This comes after a great outrage over the Delhi gang-rape incident on December 16 last year where a 23-year-old medical student was brutally gang-raped in a moving bus on the streets in Delhi. She died nine days later in a hospital in Singapore.
Earlier, Mumbai's Police Commissioner Dr Satyapal Singh had made a similar suggestion. He had said that even though policemen do not have a right to slap the eve-teasers, they would support the victim if the latter punished the accused by slapping.
Speaking at a function organised to create awareness among women as a part of the ongoing drive initiated by the Mumbai Police, Dr Satyapal Singh had said, "Police have many limitations. Policemen have no right to hit the culprits with batons. Forget about hitting them with a baton, we don't even have a right to slap them!" He then went on to add, "If we do so, we will have to face the music of human rights organisations. But you (victims) could slap those who tease you and we will bring the culprits to book. We would not question the victims for slapping."

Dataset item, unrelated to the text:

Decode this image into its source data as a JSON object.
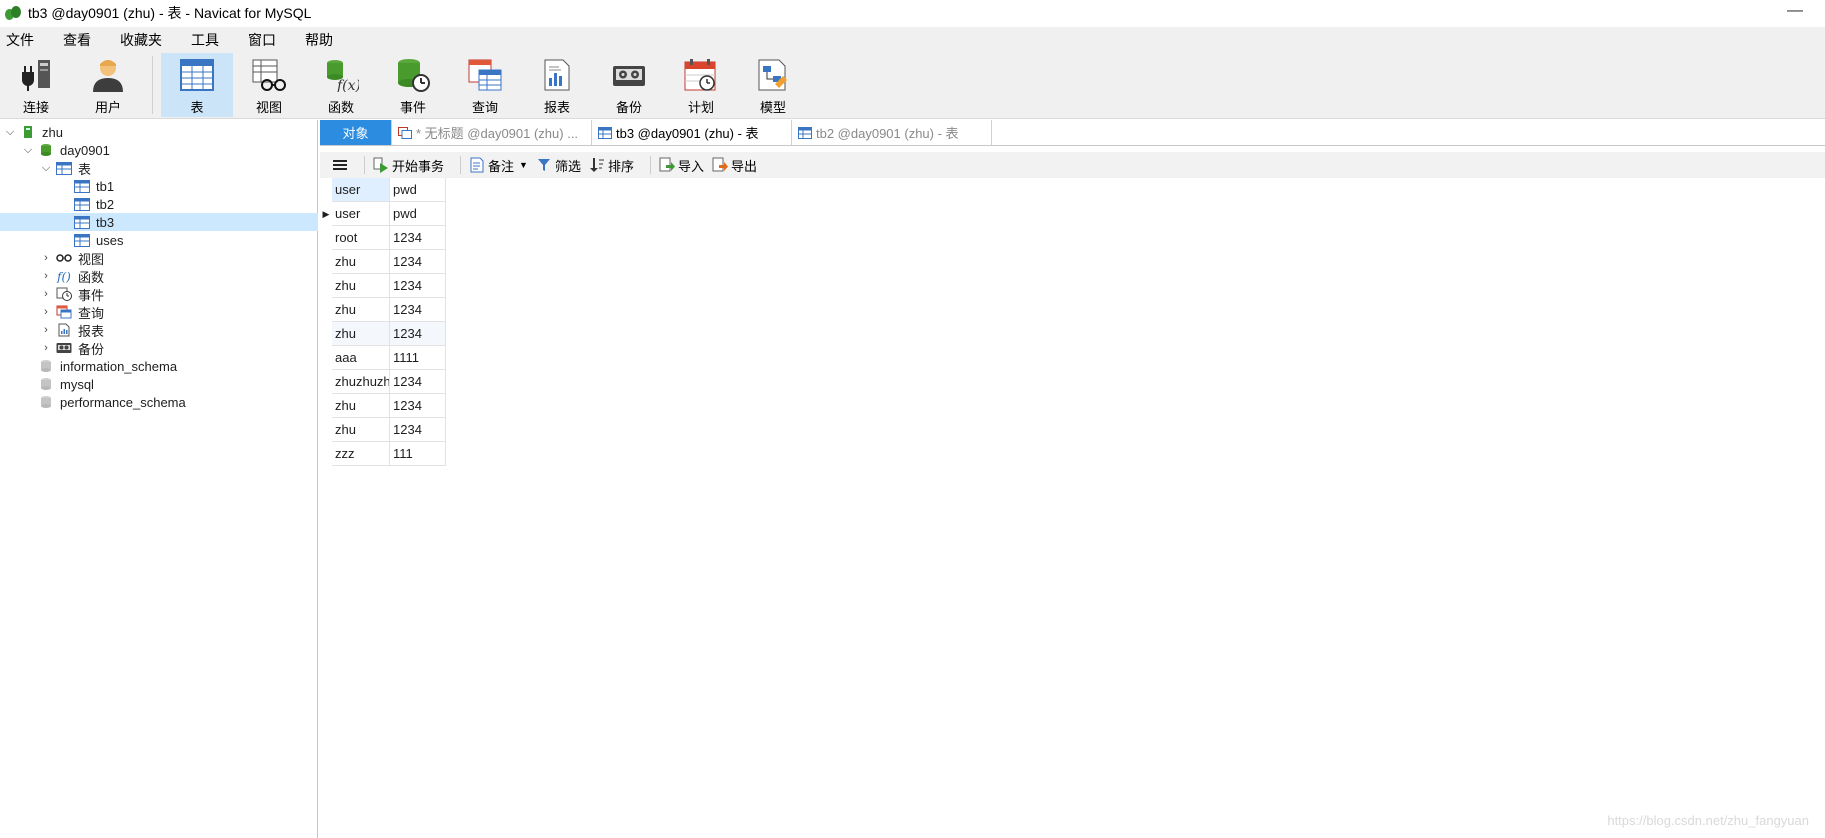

While our politicians have still not been able to bring a strong law against sexual harassment, senior leaders like Mr Pawar think one way out of the problem is to slap offenders.